• DIRECTIONS: Write out exactly every line from the one containing "Parse this screenshot: output" through the final line of the material below, both included. Pictures are to be skipped.

• DATASET:
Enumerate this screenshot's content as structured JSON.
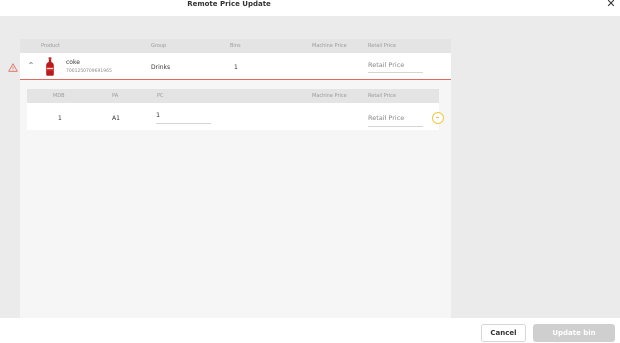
{
  "header": {
    "title": "Remote Price Update",
    "close_icon": "close-icon"
  },
  "columns": {
    "product": "Product",
    "group": "Group",
    "bins": "Bins",
    "machine_price": "Machine Price",
    "retail_price": "Retail Price"
  },
  "product_row": {
    "name": "coke",
    "code": "7001250709691965",
    "group": "Drinks",
    "bins": "1",
    "machine_price": "",
    "retail_placeholder": "Retail Price",
    "retail_value": ""
  },
  "sub_columns": {
    "mdb": "MDB",
    "pa": "PA",
    "pc": "PC",
    "machine_price": "Machine Price",
    "retail_price": "Retail Price"
  },
  "sub_row": {
    "mdb": "1",
    "pa": "A1",
    "pc": "1",
    "machine_price": "",
    "retail_placeholder": "Retail Price",
    "retail_value": ""
  },
  "footer": {
    "cancel": "Cancel",
    "update": "Update bin"
  },
  "colors": {
    "warning": "#e06a60",
    "remove_accent": "#f0c840",
    "disabled_button": "#cfcfcf"
  }
}
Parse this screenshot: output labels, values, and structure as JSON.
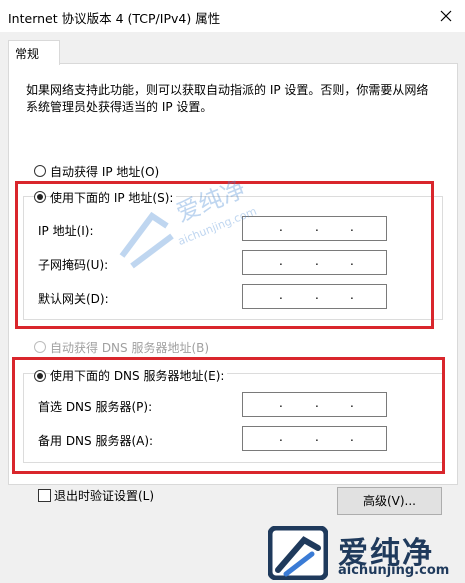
{
  "window": {
    "title": "Internet 协议版本 4 (TCP/IPv4) 属性",
    "close_icon": "close-icon"
  },
  "tabs": [
    {
      "label": "常规",
      "selected": true
    }
  ],
  "description": "如果网络支持此功能，则可以获取自动指派的 IP 设置。否则，你需要从网络系统管理员处获得适当的 IP 设置。",
  "ip_section": {
    "auto_label": "自动获得 IP 地址(O)",
    "manual_label": "使用下面的 IP 地址(S):",
    "selected": "manual",
    "fields": [
      {
        "label": "IP 地址(I):",
        "value": ". . ."
      },
      {
        "label": "子网掩码(U):",
        "value": ". . ."
      },
      {
        "label": "默认网关(D):",
        "value": ". . ."
      }
    ]
  },
  "dns_section": {
    "auto_label": "自动获得 DNS 服务器地址(B)",
    "auto_disabled": true,
    "manual_label": "使用下面的 DNS 服务器地址(E):",
    "selected": "manual",
    "fields": [
      {
        "label": "首选 DNS 服务器(P):",
        "value": ". . ."
      },
      {
        "label": "备用 DNS 服务器(A):",
        "value": ". . ."
      }
    ]
  },
  "validate_checkbox": {
    "label": "退出时验证设置(L)",
    "checked": false
  },
  "advanced_button": {
    "label": "高级(V)..."
  },
  "watermark": {
    "brand": "爱纯净",
    "url": "aichunjing.com",
    "center_url": "aichunjing.com",
    "colors": {
      "dark": "#1f3a5c",
      "light": "#4a8bd6"
    }
  },
  "colors": {
    "highlight_red": "#d9262c",
    "panel": "#ffffff",
    "background": "#f0f0f0"
  }
}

• SOLUTION FOR THIS PROBLEM:
Parse this screenshot: output labels, values, and structure as JSON.
{
  "window": {
    "title": "Internet 协议版本 4 (TCP/IPv4) 属性",
    "close_icon": "close-icon"
  },
  "tabs": [
    {
      "label": "常规",
      "selected": true
    }
  ],
  "description": "如果网络支持此功能，则可以获取自动指派的 IP 设置。否则，你需要从网络系统管理员处获得适当的 IP 设置。",
  "ip_section": {
    "auto_label": "自动获得 IP 地址(O)",
    "manual_label": "使用下面的 IP 地址(S):",
    "selected": "manual",
    "fields": [
      {
        "label": "IP 地址(I):",
        "value": ". . ."
      },
      {
        "label": "子网掩码(U):",
        "value": ". . ."
      },
      {
        "label": "默认网关(D):",
        "value": ". . ."
      }
    ]
  },
  "dns_section": {
    "auto_label": "自动获得 DNS 服务器地址(B)",
    "auto_disabled": true,
    "manual_label": "使用下面的 DNS 服务器地址(E):",
    "selected": "manual",
    "fields": [
      {
        "label": "首选 DNS 服务器(P):",
        "value": ". . ."
      },
      {
        "label": "备用 DNS 服务器(A):",
        "value": ". . ."
      }
    ]
  },
  "validate_checkbox": {
    "label": "退出时验证设置(L)",
    "checked": false
  },
  "advanced_button": {
    "label": "高级(V)..."
  },
  "watermark": {
    "brand": "爱纯净",
    "url": "aichunjing.com",
    "center_url": "aichunjing.com",
    "colors": {
      "dark": "#1f3a5c",
      "light": "#4a8bd6"
    }
  },
  "colors": {
    "highlight_red": "#d9262c",
    "panel": "#ffffff",
    "background": "#f0f0f0"
  }
}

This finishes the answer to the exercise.